_WORK REQUIRED_
Would you find each line in the entries below with the string "true" and copy it?

_TASK DATA_
──────────

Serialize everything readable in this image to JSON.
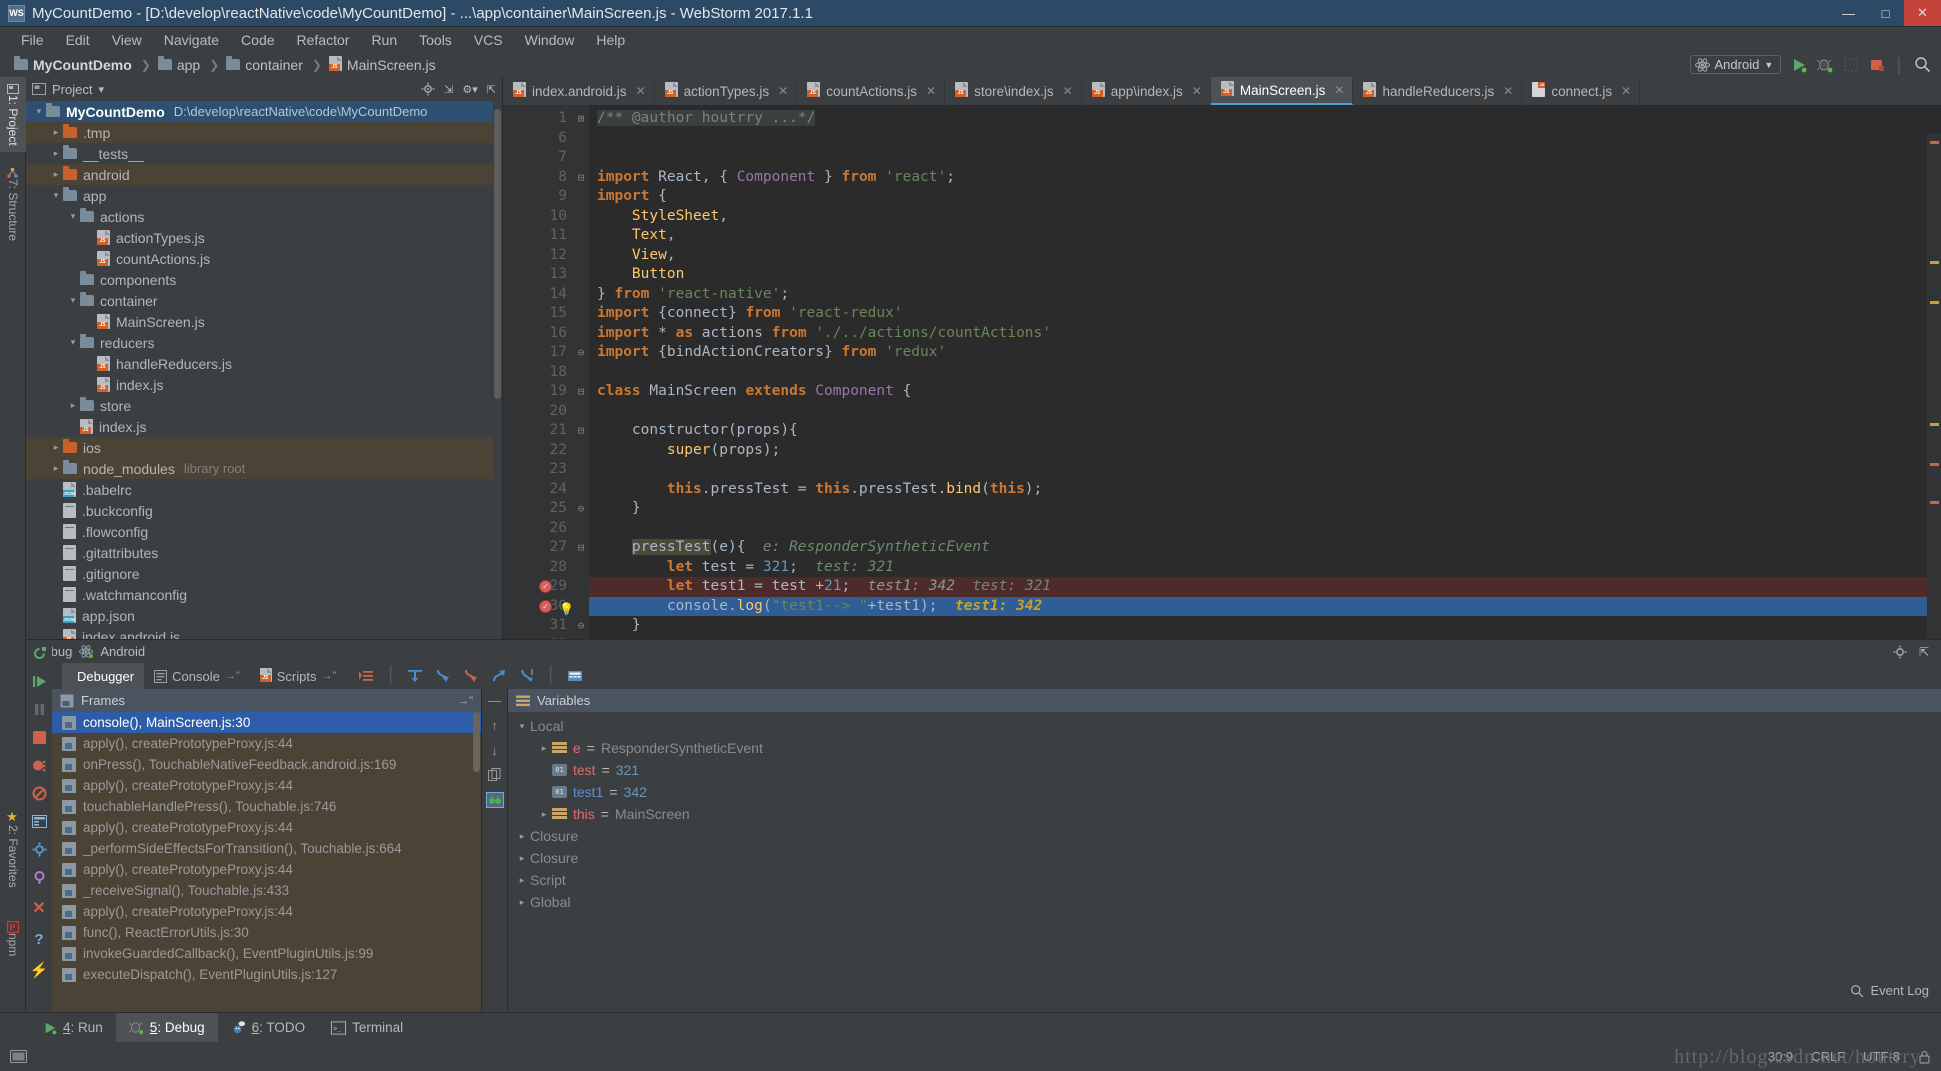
{
  "window": {
    "title": "MyCountDemo - [D:\\develop\\reactNative\\code\\MyCountDemo] - ...\\app\\container\\MainScreen.js - WebStorm 2017.1.1",
    "logo": "WS",
    "minimize": "—",
    "maximize": "□",
    "close": "✕"
  },
  "menubar": [
    {
      "label": "File"
    },
    {
      "label": "Edit"
    },
    {
      "label": "View"
    },
    {
      "label": "Navigate"
    },
    {
      "label": "Code"
    },
    {
      "label": "Refactor"
    },
    {
      "label": "Run"
    },
    {
      "label": "Tools"
    },
    {
      "label": "VCS"
    },
    {
      "label": "Window"
    },
    {
      "label": "Help"
    }
  ],
  "breadcrumb": [
    {
      "label": "MyCountDemo",
      "icon": "folder-icon"
    },
    {
      "label": "app",
      "icon": "folder-icon"
    },
    {
      "label": "container",
      "icon": "folder-icon"
    },
    {
      "label": "MainScreen.js",
      "icon": "js-file-icon"
    }
  ],
  "toolbar": {
    "run_config": "Android",
    "run_button": "run-icon",
    "debug_button": "debug-icon",
    "coverage_button": "coverage-icon",
    "stop_button": "stop-icon",
    "search_button": "search-icon"
  },
  "left_rail": [
    {
      "label": "1: Project",
      "active": true
    },
    {
      "label": "7: Structure",
      "active": false
    },
    {
      "label": "2: Favorites",
      "active": false
    },
    {
      "label": "npm",
      "active": false
    }
  ],
  "project_panel": {
    "title": "Project",
    "chevron": "▾",
    "actions": [
      "gear-icon",
      "collapse-icon",
      "settings-icon",
      "hide-icon"
    ],
    "tree": [
      {
        "depth": 0,
        "arrow": "▾",
        "icon": "folder-icon",
        "label": "MyCountDemo",
        "bold": true,
        "note": "D:\\develop\\reactNative\\code\\MyCountDemo",
        "state": "selected"
      },
      {
        "depth": 1,
        "arrow": "▸",
        "icon": "folder-orange-icon",
        "label": ".tmp",
        "note": "",
        "state": "highlight"
      },
      {
        "depth": 1,
        "arrow": "▸",
        "icon": "folder-icon",
        "label": "__tests__",
        "note": "",
        "state": ""
      },
      {
        "depth": 1,
        "arrow": "▸",
        "icon": "folder-orange-icon",
        "label": "android",
        "note": "",
        "state": "highlight"
      },
      {
        "depth": 1,
        "arrow": "▾",
        "icon": "folder-icon",
        "label": "app",
        "note": "",
        "state": ""
      },
      {
        "depth": 2,
        "arrow": "▾",
        "icon": "folder-icon",
        "label": "actions",
        "note": "",
        "state": ""
      },
      {
        "depth": 3,
        "arrow": "",
        "icon": "js-file-icon",
        "label": "actionTypes.js",
        "note": "",
        "state": ""
      },
      {
        "depth": 3,
        "arrow": "",
        "icon": "js-file-icon",
        "label": "countActions.js",
        "note": "",
        "state": ""
      },
      {
        "depth": 2,
        "arrow": "",
        "icon": "folder-icon",
        "label": "components",
        "note": "",
        "state": ""
      },
      {
        "depth": 2,
        "arrow": "▾",
        "icon": "folder-icon",
        "label": "container",
        "note": "",
        "state": ""
      },
      {
        "depth": 3,
        "arrow": "",
        "icon": "js-file-icon",
        "label": "MainScreen.js",
        "note": "",
        "state": ""
      },
      {
        "depth": 2,
        "arrow": "▾",
        "icon": "folder-icon",
        "label": "reducers",
        "note": "",
        "state": ""
      },
      {
        "depth": 3,
        "arrow": "",
        "icon": "js-file-icon",
        "label": "handleReducers.js",
        "note": "",
        "state": ""
      },
      {
        "depth": 3,
        "arrow": "",
        "icon": "js-file-icon",
        "label": "index.js",
        "note": "",
        "state": ""
      },
      {
        "depth": 2,
        "arrow": "▸",
        "icon": "folder-icon",
        "label": "store",
        "note": "",
        "state": ""
      },
      {
        "depth": 2,
        "arrow": "",
        "icon": "js-file-icon",
        "label": "index.js",
        "note": "",
        "state": ""
      },
      {
        "depth": 1,
        "arrow": "▸",
        "icon": "folder-orange-icon",
        "label": "ios",
        "note": "",
        "state": "highlight"
      },
      {
        "depth": 1,
        "arrow": "▸",
        "icon": "folder-icon",
        "label": "node_modules",
        "note": "library root",
        "state": "highlight"
      },
      {
        "depth": 1,
        "arrow": "",
        "icon": "json-file-icon",
        "label": ".babelrc",
        "note": "",
        "state": ""
      },
      {
        "depth": 1,
        "arrow": "",
        "icon": "text-file-icon",
        "label": ".buckconfig",
        "note": "",
        "state": ""
      },
      {
        "depth": 1,
        "arrow": "",
        "icon": "text-file-icon",
        "label": ".flowconfig",
        "note": "",
        "state": ""
      },
      {
        "depth": 1,
        "arrow": "",
        "icon": "text-file-icon",
        "label": ".gitattributes",
        "note": "",
        "state": ""
      },
      {
        "depth": 1,
        "arrow": "",
        "icon": "text-file-icon",
        "label": ".gitignore",
        "note": "",
        "state": ""
      },
      {
        "depth": 1,
        "arrow": "",
        "icon": "text-file-icon",
        "label": ".watchmanconfig",
        "note": "",
        "state": ""
      },
      {
        "depth": 1,
        "arrow": "",
        "icon": "json-file-icon",
        "label": "app.json",
        "note": "",
        "state": ""
      },
      {
        "depth": 1,
        "arrow": "",
        "icon": "js-file-icon",
        "label": "index.android.js",
        "note": "",
        "state": ""
      }
    ]
  },
  "editor_tabs": [
    {
      "label": "index.android.js",
      "icon": "js-file-icon",
      "active": false
    },
    {
      "label": "actionTypes.js",
      "icon": "js-file-icon",
      "active": false
    },
    {
      "label": "countActions.js",
      "icon": "js-file-icon",
      "active": false
    },
    {
      "label": "store\\index.js",
      "icon": "js-file-icon",
      "active": false
    },
    {
      "label": "app\\index.js",
      "icon": "js-file-icon",
      "active": false
    },
    {
      "label": "MainScreen.js",
      "icon": "js-file-icon",
      "active": true
    },
    {
      "label": "handleReducers.js",
      "icon": "js-file-icon",
      "active": false
    },
    {
      "label": "connect.js",
      "icon": "js-lib-file-icon",
      "active": false
    }
  ],
  "editor": {
    "close_glyph": "✕",
    "lines": [
      {
        "num": "1",
        "fold": "⊞",
        "state": "",
        "breakpoint": false,
        "bulb": false,
        "html": "<span class=\"doc-hl cm\">/** @author houtrry ...*/</span>"
      },
      {
        "num": "6",
        "fold": "",
        "state": "",
        "breakpoint": false,
        "bulb": false,
        "html": ""
      },
      {
        "num": "7",
        "fold": "",
        "state": "",
        "breakpoint": false,
        "bulb": false,
        "html": ""
      },
      {
        "num": "8",
        "fold": "⊟",
        "state": "",
        "breakpoint": false,
        "bulb": false,
        "html": "<span class=\"k\">import</span> <span class=\"pl\">React</span><span class=\"pl\">, { </span><span class=\"typ\">Component</span><span class=\"pl\"> } </span><span class=\"k\">from</span> <span class=\"s\">'react'</span><span class=\"pl\">;</span>"
      },
      {
        "num": "9",
        "fold": "",
        "state": "",
        "breakpoint": false,
        "bulb": false,
        "html": "<span class=\"k\">import</span> <span class=\"pl\">{</span>"
      },
      {
        "num": "10",
        "fold": "",
        "state": "",
        "breakpoint": false,
        "bulb": false,
        "html": "    <span class=\"fn\">StyleSheet</span><span class=\"pl\">,</span>"
      },
      {
        "num": "11",
        "fold": "",
        "state": "",
        "breakpoint": false,
        "bulb": false,
        "html": "    <span class=\"fn\">Text</span><span class=\"pl\">,</span>"
      },
      {
        "num": "12",
        "fold": "",
        "state": "",
        "breakpoint": false,
        "bulb": false,
        "html": "    <span class=\"fn\">View</span><span class=\"pl\">,</span>"
      },
      {
        "num": "13",
        "fold": "",
        "state": "",
        "breakpoint": false,
        "bulb": false,
        "html": "    <span class=\"fn\">Button</span>"
      },
      {
        "num": "14",
        "fold": "",
        "state": "",
        "breakpoint": false,
        "bulb": false,
        "html": "<span class=\"pl\">} </span><span class=\"k\">from</span> <span class=\"s\">'react-native'</span><span class=\"pl\">;</span>"
      },
      {
        "num": "15",
        "fold": "",
        "state": "",
        "breakpoint": false,
        "bulb": false,
        "html": "<span class=\"k\">import</span> <span class=\"pl\">{connect} </span><span class=\"k\">from</span> <span class=\"s\">'react-redux'</span>"
      },
      {
        "num": "16",
        "fold": "",
        "state": "",
        "breakpoint": false,
        "bulb": false,
        "html": "<span class=\"k\">import</span> <span class=\"pl\">* </span><span class=\"k\">as</span> <span class=\"pl\">actions </span><span class=\"k\">from</span> <span class=\"s\">'./../actions/countActions'</span>"
      },
      {
        "num": "17",
        "fold": "⊖",
        "state": "",
        "breakpoint": false,
        "bulb": false,
        "html": "<span class=\"k\">import</span> <span class=\"pl\">{bindActionCreators} </span><span class=\"k\">from</span> <span class=\"s\">'redux'</span>"
      },
      {
        "num": "18",
        "fold": "",
        "state": "",
        "breakpoint": false,
        "bulb": false,
        "html": ""
      },
      {
        "num": "19",
        "fold": "⊟",
        "state": "",
        "breakpoint": false,
        "bulb": false,
        "html": "<span class=\"k\">class</span> <span class=\"pl\">MainScreen</span> <span class=\"k\">extends</span> <span class=\"typ\">Component</span> <span class=\"pl\">{</span>"
      },
      {
        "num": "20",
        "fold": "",
        "state": "",
        "breakpoint": false,
        "bulb": false,
        "html": ""
      },
      {
        "num": "21",
        "fold": "⊟",
        "state": "",
        "breakpoint": false,
        "bulb": false,
        "html": "    <span class=\"pl\">constructor(props){</span>"
      },
      {
        "num": "22",
        "fold": "",
        "state": "",
        "breakpoint": false,
        "bulb": false,
        "html": "        <span class=\"fn\">super</span><span class=\"pl\">(props);</span>"
      },
      {
        "num": "23",
        "fold": "",
        "state": "",
        "breakpoint": false,
        "bulb": false,
        "html": ""
      },
      {
        "num": "24",
        "fold": "",
        "state": "",
        "breakpoint": false,
        "bulb": false,
        "html": "        <span class=\"k\">this</span><span class=\"pl\">.pressTest = </span><span class=\"k\">this</span><span class=\"pl\">.pressTest.</span><span class=\"fn\">bind</span><span class=\"pl\">(</span><span class=\"k\">this</span><span class=\"pl\">);</span>"
      },
      {
        "num": "25",
        "fold": "⊖",
        "state": "",
        "breakpoint": false,
        "bulb": false,
        "html": "    <span class=\"pl\">}</span>"
      },
      {
        "num": "26",
        "fold": "",
        "state": "",
        "breakpoint": false,
        "bulb": false,
        "html": ""
      },
      {
        "num": "27",
        "fold": "⊟",
        "state": "",
        "breakpoint": false,
        "bulb": false,
        "html": "    <span class=\"hl-ident\">pressTest</span><span class=\"pl\">(e){</span>  <span class=\"hint\">e: ResponderSyntheticEvent</span>"
      },
      {
        "num": "28",
        "fold": "",
        "state": "",
        "breakpoint": false,
        "bulb": false,
        "html": "        <span class=\"k\">let</span> <span class=\"pl\">test = </span><span class=\"num\">321</span><span class=\"pl\">;</span>  <span class=\"hint\">test: 321</span>"
      },
      {
        "num": "29",
        "fold": "",
        "state": "err-line",
        "breakpoint": true,
        "bulb": false,
        "html": "        <span class=\"k\">let</span> <span class=\"pl\">test1 = test +</span><span class=\"num\">21</span><span class=\"pl\">;</span>  <span class=\"hint2\">test1: 342</span>  <span class=\"hint\">test: 321</span>"
      },
      {
        "num": "30",
        "fold": "",
        "state": "exec-line",
        "breakpoint": true,
        "bulb": true,
        "html": "        <span class=\"pl\">console.</span><span class=\"fn\">log</span><span class=\"pl\">(</span><span class=\"s\">\"test1--> \"</span><span class=\"pl\">+test1);</span>  <span class=\"hinty\">test1: 342</span>"
      },
      {
        "num": "31",
        "fold": "⊖",
        "state": "",
        "breakpoint": false,
        "bulb": false,
        "html": "    <span class=\"pl\">}</span>"
      },
      {
        "num": "32",
        "fold": "",
        "state": "",
        "breakpoint": false,
        "bulb": false,
        "html": ""
      }
    ]
  },
  "debug": {
    "title": "Debug",
    "config_name": "Android",
    "config_icon": "react-icon",
    "tabs": [
      {
        "label": "Debugger",
        "icon": "debugger-icon",
        "active": true
      },
      {
        "label": "Console",
        "icon": "console-icon",
        "active": false,
        "pin": "→\""
      },
      {
        "label": "Scripts",
        "icon": "js-file-icon",
        "active": false,
        "pin": "→\""
      }
    ],
    "toolbar_icons": [
      "mute-breakpoints-icon",
      "step-over-icon",
      "step-into-icon",
      "force-step-into-icon",
      "step-out-icon",
      "run-to-cursor-icon",
      "evaluate-expression-icon"
    ],
    "frames": {
      "header": "Frames",
      "header_icon": "frames-icon",
      "pin": "→\"",
      "items": [
        {
          "label": "console(), MainScreen.js:30",
          "selected": true
        },
        {
          "label": "apply(), createPrototypeProxy.js:44",
          "selected": false
        },
        {
          "label": "onPress(), TouchableNativeFeedback.android.js:169",
          "selected": false
        },
        {
          "label": "apply(), createPrototypeProxy.js:44",
          "selected": false
        },
        {
          "label": "touchableHandlePress(), Touchable.js:746",
          "selected": false
        },
        {
          "label": "apply(), createPrototypeProxy.js:44",
          "selected": false
        },
        {
          "label": "_performSideEffectsForTransition(), Touchable.js:664",
          "selected": false
        },
        {
          "label": "apply(), createPrototypeProxy.js:44",
          "selected": false
        },
        {
          "label": "_receiveSignal(), Touchable.js:433",
          "selected": false
        },
        {
          "label": "apply(), createPrototypeProxy.js:44",
          "selected": false
        },
        {
          "label": "func(), ReactErrorUtils.js:30",
          "selected": false
        },
        {
          "label": "invokeGuardedCallback(), EventPluginUtils.js:99",
          "selected": false
        },
        {
          "label": "executeDispatch(), EventPluginUtils.js:127",
          "selected": false
        }
      ]
    },
    "variables": {
      "header": "Variables",
      "header_icon": "variables-icon",
      "rows": [
        {
          "depth": 0,
          "arrow": "▾",
          "icon": "",
          "name": "Local",
          "name_class": "vval-dim",
          "eq": "",
          "value": "",
          "value_class": ""
        },
        {
          "depth": 1,
          "arrow": "▸",
          "icon": "obj",
          "name": "e",
          "name_class": "vname-red",
          "eq": "=",
          "value": "ResponderSyntheticEvent",
          "value_class": "vval-dim"
        },
        {
          "depth": 1,
          "arrow": "",
          "icon": "prim",
          "name": "test",
          "name_class": "vname-red",
          "eq": "=",
          "value": "321",
          "value_class": "vval-num"
        },
        {
          "depth": 1,
          "arrow": "",
          "icon": "prim",
          "name": "test1",
          "name_class": "vname-blue",
          "eq": "=",
          "value": "342",
          "value_class": "vval-num"
        },
        {
          "depth": 1,
          "arrow": "▸",
          "icon": "obj",
          "name": "this",
          "name_class": "vname-red",
          "eq": "=",
          "value": "MainScreen",
          "value_class": "vval-dim"
        },
        {
          "depth": 0,
          "arrow": "▸",
          "icon": "",
          "name": "Closure",
          "name_class": "vval-dim",
          "eq": "",
          "value": "",
          "value_class": ""
        },
        {
          "depth": 0,
          "arrow": "▸",
          "icon": "",
          "name": "Closure",
          "name_class": "vval-dim",
          "eq": "",
          "value": "",
          "value_class": ""
        },
        {
          "depth": 0,
          "arrow": "▸",
          "icon": "",
          "name": "Script",
          "name_class": "vval-dim",
          "eq": "",
          "value": "",
          "value_class": ""
        },
        {
          "depth": 0,
          "arrow": "▸",
          "icon": "",
          "name": "Global",
          "name_class": "vval-dim",
          "eq": "",
          "value": "",
          "value_class": ""
        }
      ]
    }
  },
  "bottom_tabs": [
    {
      "num": "4",
      "label": ": Run",
      "icon": "run-icon",
      "active": false
    },
    {
      "num": "5",
      "label": ": Debug",
      "icon": "debug-icon",
      "active": true
    },
    {
      "num": "6",
      "label": ": TODO",
      "icon": "todo-icon",
      "active": false
    },
    {
      "num": "",
      "label": "Terminal",
      "icon": "terminal-icon",
      "active": false
    }
  ],
  "statusbar": {
    "event_log": "Event Log",
    "event_log_icon": "search-icon",
    "caret": "30:9",
    "line_separator": "CRLF",
    "encoding": "UTF-8",
    "lock_icon": "lock-icon",
    "watermark": "http://blog.csdn.net/houtrry"
  }
}
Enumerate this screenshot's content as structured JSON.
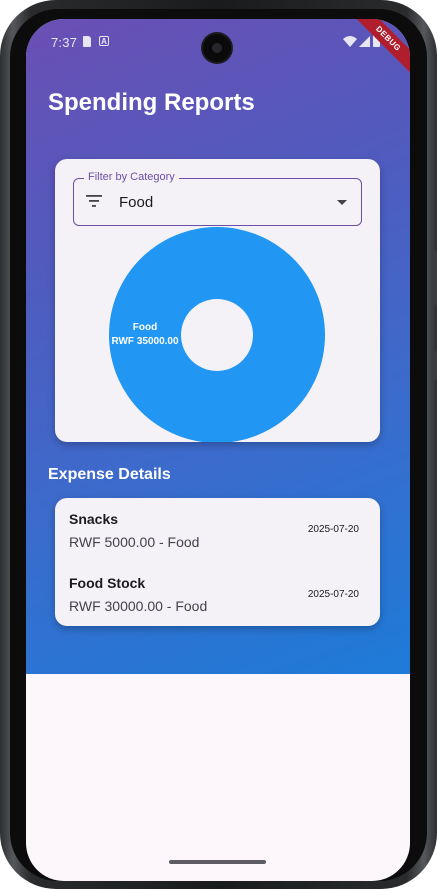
{
  "status": {
    "time": "7:37",
    "debug_banner": "DEBUG"
  },
  "app": {
    "title": "Spending Reports"
  },
  "filter": {
    "label": "Filter by Category",
    "selected": "Food"
  },
  "chart_data": {
    "type": "pie",
    "categories": [
      "Food"
    ],
    "values": [
      35000.0
    ],
    "slice_labels": [
      "Food\nRWF 35000.00"
    ],
    "label_lines": [
      "Food",
      "RWF 35000.00"
    ],
    "colors": [
      "#2196f3"
    ],
    "donut": true
  },
  "details": {
    "title": "Expense Details",
    "items": [
      {
        "name": "Snacks",
        "subtitle": "RWF 5000.00 - Food",
        "date": "2025-07-20"
      },
      {
        "name": "Food Stock",
        "subtitle": "RWF 30000.00 - Food",
        "date": "2025-07-20"
      }
    ]
  },
  "colors": {
    "accent": "#6e4fa8",
    "slice": "#2196f3",
    "gradient_start": "#6a4fb4",
    "gradient_end": "#1e7bd8"
  }
}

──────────

_RESPONSE_
      "active": true
        "bold": true,
      "active": true
        "breakpoint": true,
        "breakpoint": true,
        "bulb": true,
        "active": true
          "selected": true
      "active": true
    "donut": true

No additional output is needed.